Across the entries that follow, how many lines have the word "name" in them? Give only the number.

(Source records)
%%

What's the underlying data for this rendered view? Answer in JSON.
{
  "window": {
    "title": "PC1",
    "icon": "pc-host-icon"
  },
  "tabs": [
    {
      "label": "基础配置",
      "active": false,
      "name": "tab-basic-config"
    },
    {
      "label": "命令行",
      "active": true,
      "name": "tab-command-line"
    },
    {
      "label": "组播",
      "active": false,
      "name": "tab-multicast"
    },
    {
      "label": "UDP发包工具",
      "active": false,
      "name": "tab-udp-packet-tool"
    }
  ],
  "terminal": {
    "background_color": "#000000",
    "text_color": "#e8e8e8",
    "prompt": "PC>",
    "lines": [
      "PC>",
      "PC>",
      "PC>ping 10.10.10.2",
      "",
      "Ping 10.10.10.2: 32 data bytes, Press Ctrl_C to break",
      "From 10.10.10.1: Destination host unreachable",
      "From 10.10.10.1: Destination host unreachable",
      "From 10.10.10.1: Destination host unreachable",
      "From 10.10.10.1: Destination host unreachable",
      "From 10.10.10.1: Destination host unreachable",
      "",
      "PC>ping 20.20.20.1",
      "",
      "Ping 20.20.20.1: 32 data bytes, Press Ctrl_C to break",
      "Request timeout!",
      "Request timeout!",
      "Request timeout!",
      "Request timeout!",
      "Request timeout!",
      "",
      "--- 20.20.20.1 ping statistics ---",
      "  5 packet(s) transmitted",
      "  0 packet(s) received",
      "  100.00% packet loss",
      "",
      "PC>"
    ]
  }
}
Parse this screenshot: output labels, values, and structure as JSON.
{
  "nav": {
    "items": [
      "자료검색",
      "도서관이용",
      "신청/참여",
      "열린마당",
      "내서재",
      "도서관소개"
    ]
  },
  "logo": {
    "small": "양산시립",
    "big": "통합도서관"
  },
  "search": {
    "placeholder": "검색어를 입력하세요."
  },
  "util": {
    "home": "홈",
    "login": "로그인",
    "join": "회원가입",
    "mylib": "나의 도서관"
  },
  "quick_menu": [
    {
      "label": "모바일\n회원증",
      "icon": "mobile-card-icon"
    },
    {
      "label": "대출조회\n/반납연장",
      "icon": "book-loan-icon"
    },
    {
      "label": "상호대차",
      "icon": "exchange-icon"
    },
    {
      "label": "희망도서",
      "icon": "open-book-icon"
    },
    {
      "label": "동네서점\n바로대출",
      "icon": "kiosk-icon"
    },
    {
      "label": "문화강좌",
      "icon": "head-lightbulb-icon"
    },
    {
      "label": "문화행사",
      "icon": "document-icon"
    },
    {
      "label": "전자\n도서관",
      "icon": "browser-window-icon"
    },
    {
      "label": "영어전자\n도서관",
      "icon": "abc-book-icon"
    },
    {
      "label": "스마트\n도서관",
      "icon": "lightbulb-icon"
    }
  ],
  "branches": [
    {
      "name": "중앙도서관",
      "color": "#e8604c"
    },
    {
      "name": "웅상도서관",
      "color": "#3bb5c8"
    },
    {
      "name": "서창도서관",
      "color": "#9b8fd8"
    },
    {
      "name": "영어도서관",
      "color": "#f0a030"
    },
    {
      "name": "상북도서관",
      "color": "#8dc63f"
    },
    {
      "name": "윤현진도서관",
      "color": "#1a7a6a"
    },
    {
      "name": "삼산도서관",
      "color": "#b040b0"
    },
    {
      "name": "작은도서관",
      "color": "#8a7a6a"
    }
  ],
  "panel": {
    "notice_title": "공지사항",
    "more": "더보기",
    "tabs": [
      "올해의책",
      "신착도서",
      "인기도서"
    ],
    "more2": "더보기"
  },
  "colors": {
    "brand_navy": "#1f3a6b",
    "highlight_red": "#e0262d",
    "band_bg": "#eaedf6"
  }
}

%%

The answer: 12